| Assignment |
Every entry, from the first line to the last, should be output exactly.

++++ Extracted information ++++

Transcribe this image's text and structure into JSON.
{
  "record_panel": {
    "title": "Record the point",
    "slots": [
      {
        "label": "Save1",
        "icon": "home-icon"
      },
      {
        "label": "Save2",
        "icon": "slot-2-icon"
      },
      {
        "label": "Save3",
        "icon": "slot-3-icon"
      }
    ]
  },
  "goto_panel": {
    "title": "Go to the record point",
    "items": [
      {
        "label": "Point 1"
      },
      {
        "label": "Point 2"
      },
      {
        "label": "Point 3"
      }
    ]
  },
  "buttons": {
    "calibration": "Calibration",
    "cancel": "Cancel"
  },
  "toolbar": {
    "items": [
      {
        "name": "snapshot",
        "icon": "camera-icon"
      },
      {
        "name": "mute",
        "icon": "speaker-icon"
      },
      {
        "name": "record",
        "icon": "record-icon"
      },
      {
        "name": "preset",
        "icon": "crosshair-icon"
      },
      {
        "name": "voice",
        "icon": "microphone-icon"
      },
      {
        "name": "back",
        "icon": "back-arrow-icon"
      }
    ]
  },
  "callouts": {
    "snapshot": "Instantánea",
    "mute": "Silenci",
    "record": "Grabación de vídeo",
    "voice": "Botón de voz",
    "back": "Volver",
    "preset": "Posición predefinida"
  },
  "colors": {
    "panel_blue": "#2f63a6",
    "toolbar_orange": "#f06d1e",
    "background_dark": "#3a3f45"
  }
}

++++

| Your response |
Transcribe this image's text and structure into JSON.
{
  "record_panel": {
    "title": "Record the point",
    "slots": [
      {
        "label": "Save1",
        "icon": "home-icon"
      },
      {
        "label": "Save2",
        "icon": "slot-2-icon"
      },
      {
        "label": "Save3",
        "icon": "slot-3-icon"
      }
    ]
  },
  "goto_panel": {
    "title": "Go to the record point",
    "items": [
      {
        "label": "Point 1"
      },
      {
        "label": "Point 2"
      },
      {
        "label": "Point 3"
      }
    ]
  },
  "buttons": {
    "calibration": "Calibration",
    "cancel": "Cancel"
  },
  "toolbar": {
    "items": [
      {
        "name": "snapshot",
        "icon": "camera-icon"
      },
      {
        "name": "mute",
        "icon": "speaker-icon"
      },
      {
        "name": "record",
        "icon": "record-icon"
      },
      {
        "name": "preset",
        "icon": "crosshair-icon"
      },
      {
        "name": "voice",
        "icon": "microphone-icon"
      },
      {
        "name": "back",
        "icon": "back-arrow-icon"
      }
    ]
  },
  "callouts": {
    "snapshot": "Instantánea",
    "mute": "Silenci",
    "record": "Grabación de vídeo",
    "voice": "Botón de voz",
    "back": "Volver",
    "preset": "Posición predefinida"
  },
  "colors": {
    "panel_blue": "#2f63a6",
    "toolbar_orange": "#f06d1e",
    "background_dark": "#3a3f45"
  }
}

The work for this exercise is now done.